not begin till those claims ar-e satisfied." There can be nc. question that the lands of an intestate, though they descend to the heir-, and not to the administr-ator-, r-emain "liable to the debts of the ancestor-, and subject to be sold for- those debts" (Bank v. Dudley's Lessee, 2 Pet. 523; Watkins v. Holman, 16 Pet. 62); but that does not mean that any particular- piece of property, and especially if it be r-eal estate, becomes subject to a lien, which, as such, could be enforced in favor of a particular- creditor-. On the contrary, it is the well-established rule of equity, enfor-ced in. Wisconsin, and pr-obably in most or all of the states, by statute, that, in the absence of testamentar-y pr-ovision to the contrar-y, the per-sonal estate of a decedent is the primar-y fund for- the payment of his debts, and that a cr-editor- who would reach the r-eal estalte must show that the personal estate has been exhausted. Story, Eq. Jur-. § 573; McGonigal v. Colter, 32 Wis. 614. The appellant filed no cross bill, and his answer, while setting forth his several demands, asserts only a mortgage lien. The necessar-y to charge the land for the payment of unsecur-ed liabilities ar-e not alleged. On the contr-ar-y, it is averr-ed in the bill of complaint, and not denied in the answer, that Golling died possessed of per-sonal property exceeding $5,000 in value, that his indebtedness was about $1,000, and that letters of administr-ation had been issued by the probate court of Cook county, TIL Ther-e was no er-ror- in applying the rents collected by the appellant to the payment of the unpaid bala)lce due upon the mortgage debt, and in giving judwnent against him for- the remainder-. Rents which accrue from real estate after- the death of the owner- belong to the heir-, and not to the administmtor- or- legal r-epr-esentative. The decree of the circuit court is affir-med.
BURHANS v. JEFFERSON et aI. (Circuit Court of Appeals, Eighth CIrcuit.
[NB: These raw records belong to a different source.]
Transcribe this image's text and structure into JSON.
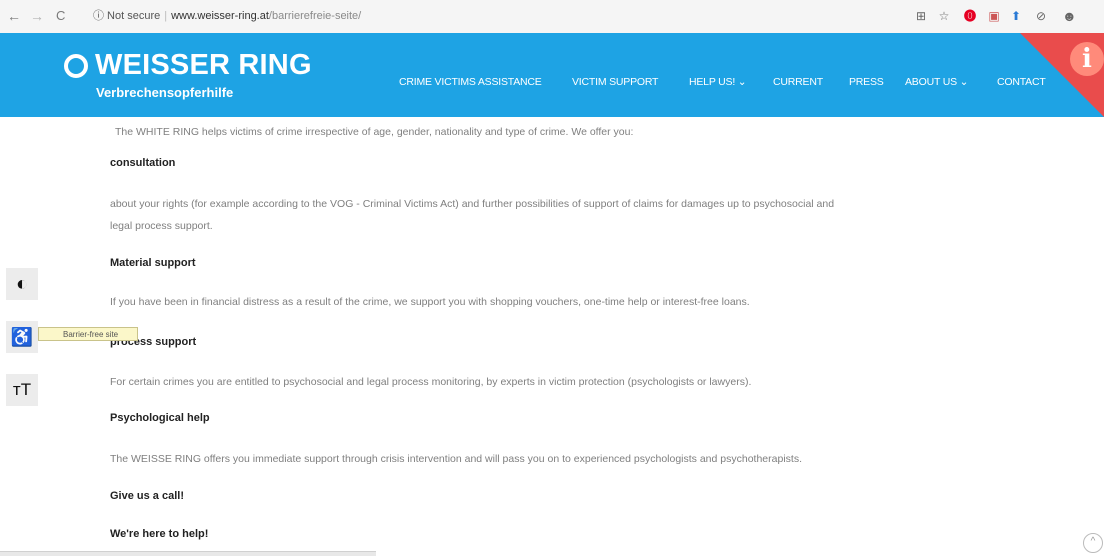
{
  "browser": {
    "back_icon": "←",
    "forward_icon": "→",
    "reload_icon": "C",
    "security_label": "ⓘ Not secure",
    "url_host": "www.weisser-ring.at",
    "url_path": "/barrierefreie-seite/",
    "extensions": [
      "translate-icon",
      "star-icon",
      "pinterest-icon",
      "extension-icon",
      "extension-icon",
      "block-icon",
      "profile-icon"
    ]
  },
  "site": {
    "name": "WEISSER RING",
    "tagline": "Verbrechensopferhilfe",
    "menu": [
      {
        "label": "CRIME VICTIMS ASSISTANCE"
      },
      {
        "label": "VICTIM SUPPORT"
      },
      {
        "label": "HELP US! ⌄"
      },
      {
        "label": "CURRENT"
      },
      {
        "label": "PRESS"
      },
      {
        "label": "ABOUT US ⌄"
      },
      {
        "label": "CONTACT"
      }
    ],
    "info_symbol": "i"
  },
  "content": {
    "intro": "The WHITE RING helps victims of crime irrespective of age, gender, nationality and type of crime. We offer you:",
    "consultation_heading": "consultation",
    "consultation_text_1": "about your rights (for example according to the VOG - Criminal Victims Act) and further possibilities of support of claims for damages up to psychosocial and",
    "consultation_text_2": "legal process support.",
    "material_heading": "Material support",
    "material_text": "If you have been in financial distress as a result of the crime, we support you with shopping vouchers, one-time help or interest-free loans.",
    "process_heading": "process support",
    "process_text": "For certain crimes you are entitled to psychosocial and legal process monitoring, by experts in victim protection (psychologists or lawyers).",
    "psych_heading": "Psychological help",
    "psych_text": "The WEISSE RING offers you immediate support through crisis intervention and will pass you on to experienced psychologists and psychotherapists.",
    "call_heading": "Give us a call!",
    "help_heading": "We're here to help!"
  },
  "accessibility": {
    "contrast_icon": "◐",
    "wheelchair_icon": "♿",
    "text_size_icon": "тT",
    "tooltip": "Barrier-free site"
  },
  "scroll_top_icon": "^"
}
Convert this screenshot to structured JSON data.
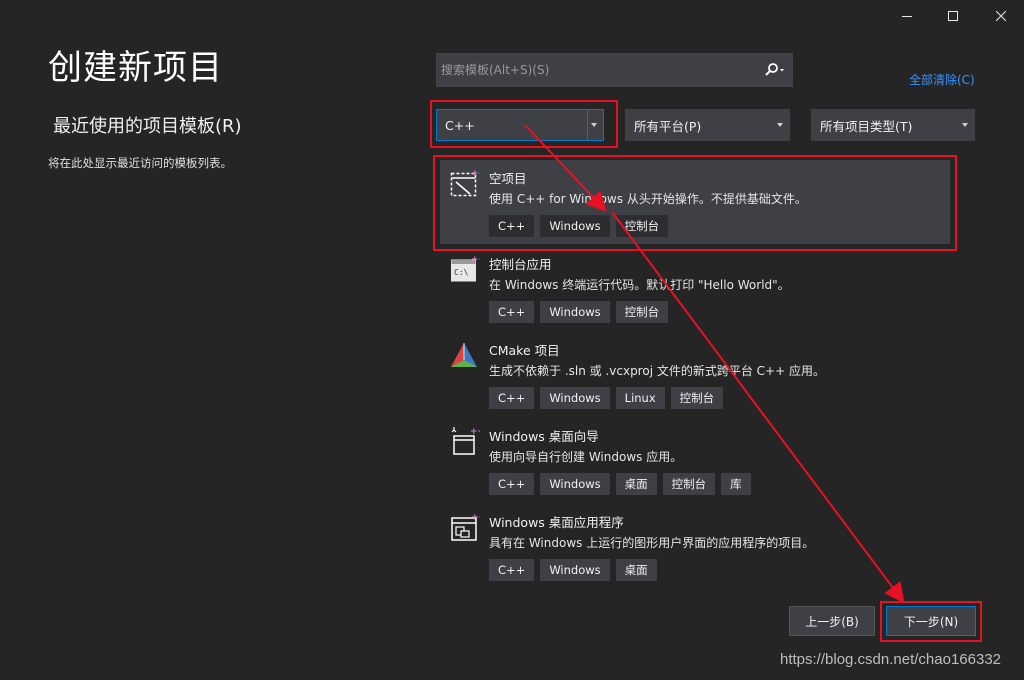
{
  "window": {
    "minimize_icon": "minimize-icon",
    "maximize_icon": "maximize-icon",
    "close_icon": "close-icon"
  },
  "page": {
    "title": "创建新项目",
    "recent_title": "最近使用的项目模板(R)",
    "recent_desc": "将在此处显示最近访问的模板列表。"
  },
  "search": {
    "placeholder": "搜索模板(Alt+S)(S)",
    "icon": "search-icon"
  },
  "clear_all": "全部清除(C)",
  "filters": {
    "language": "C++",
    "platform": "所有平台(P)",
    "project_type": "所有项目类型(T)"
  },
  "templates": [
    {
      "name": "空项目",
      "desc": "使用 C++ for Windows 从头开始操作。不提供基础文件。",
      "tags": [
        "C++",
        "Windows",
        "控制台"
      ],
      "icon": "empty-project-icon",
      "selected": true
    },
    {
      "name": "控制台应用",
      "desc": "在 Windows 终端运行代码。默认打印 \"Hello World\"。",
      "tags": [
        "C++",
        "Windows",
        "控制台"
      ],
      "icon": "console-app-icon",
      "selected": false
    },
    {
      "name": "CMake 项目",
      "desc": "生成不依赖于 .sln 或 .vcxproj 文件的新式跨平台 C++ 应用。",
      "tags": [
        "C++",
        "Windows",
        "Linux",
        "控制台"
      ],
      "icon": "cmake-icon",
      "selected": false
    },
    {
      "name": "Windows 桌面向导",
      "desc": "使用向导自行创建 Windows 应用。",
      "tags": [
        "C++",
        "Windows",
        "桌面",
        "控制台",
        "库"
      ],
      "icon": "desktop-wizard-icon",
      "selected": false
    },
    {
      "name": "Windows 桌面应用程序",
      "desc": "具有在 Windows 上运行的图形用户界面的应用程序的项目。",
      "tags": [
        "C++",
        "Windows",
        "桌面"
      ],
      "icon": "desktop-app-icon",
      "selected": false
    }
  ],
  "buttons": {
    "back": "上一步(B)",
    "next": "下一步(N)"
  },
  "watermark": "https://blog.csdn.net/chao166332",
  "colors": {
    "background": "#252526",
    "surface": "#3f3f46",
    "accent": "#007acc",
    "link": "#3794ff",
    "annotation_red": "#e81123"
  }
}
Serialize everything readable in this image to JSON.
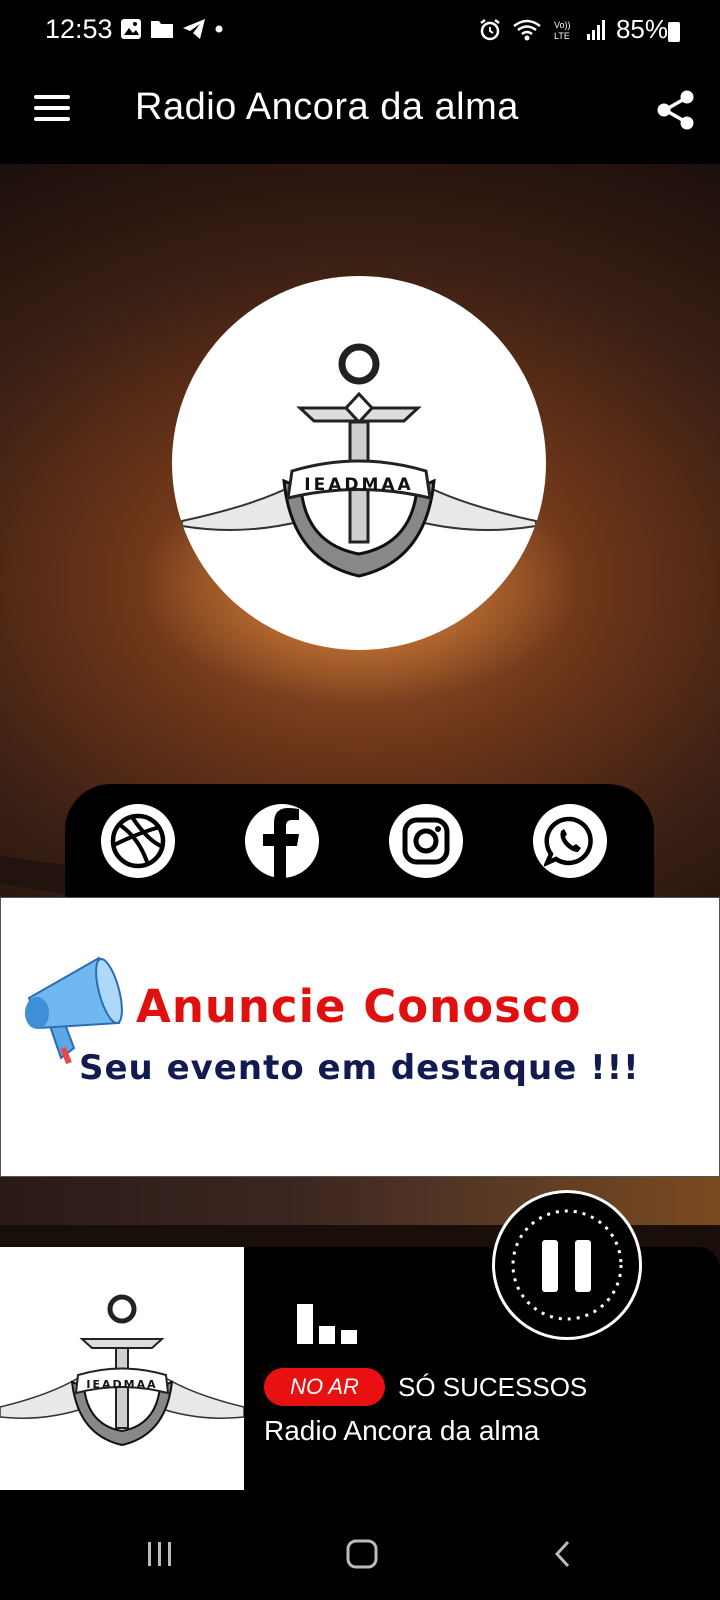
{
  "status_bar": {
    "time": "12:53",
    "battery": "85%",
    "icons": [
      "gallery-icon",
      "folder-icon",
      "telegram-icon",
      "dot-icon",
      "alarm-icon",
      "wifi-icon",
      "volte-icon",
      "signal-icon",
      "battery-icon"
    ]
  },
  "app_bar": {
    "title": "Radio Ancora da alma",
    "menu_icon": "hamburger-menu-icon",
    "share_icon": "share-icon"
  },
  "logo": {
    "text": "IEADMAA"
  },
  "social": {
    "items": [
      "dribbble-icon",
      "facebook-icon",
      "instagram-icon",
      "whatsapp-icon"
    ]
  },
  "ad_banner": {
    "title": "Anuncie Conosco",
    "subtitle": "Seu evento em destaque !!!",
    "title_color": "#e01010",
    "subtitle_color": "#121a50"
  },
  "player": {
    "badge": "NO AR",
    "genre": "SÓ SUCESSOS",
    "station": "Radio Ancora da alma",
    "badge_color": "#e81010",
    "art_text": "IEADMAA"
  },
  "nav_bar": {
    "items": [
      "recent-apps-icon",
      "home-icon",
      "back-icon"
    ]
  }
}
September 21, 1896.)
PARTNERSHIP-SUIT AT LAW.
A partner cannot maintain an action at law against one or more of his recover share of the profit in a single partnership venture, the remaInmg transactIOns of the firm remaining unsettled unless the particular venture, by express agreement of the partners, been segregated from other partnership ventures, and taken out of the general partnership account. An agreement by which one 'became a partner with another in certain real-estate speculations, they agreeing that the money advanced excar. pended, and received in the course of such transactions should ried into a single continuous account, may be shown as a defense in suits at law by one of such parties against the other for a share of the profits received on one particular transaction, and hence Is not ground for an Injunction against such suits.
2. INJUNCTION AGAINST SqIT-GROUNDs-LEGAL DEFEl<SES.
A person who has in his possession money and property in which he IUld others are jointly Interested lliay plead, In defense to a suit at law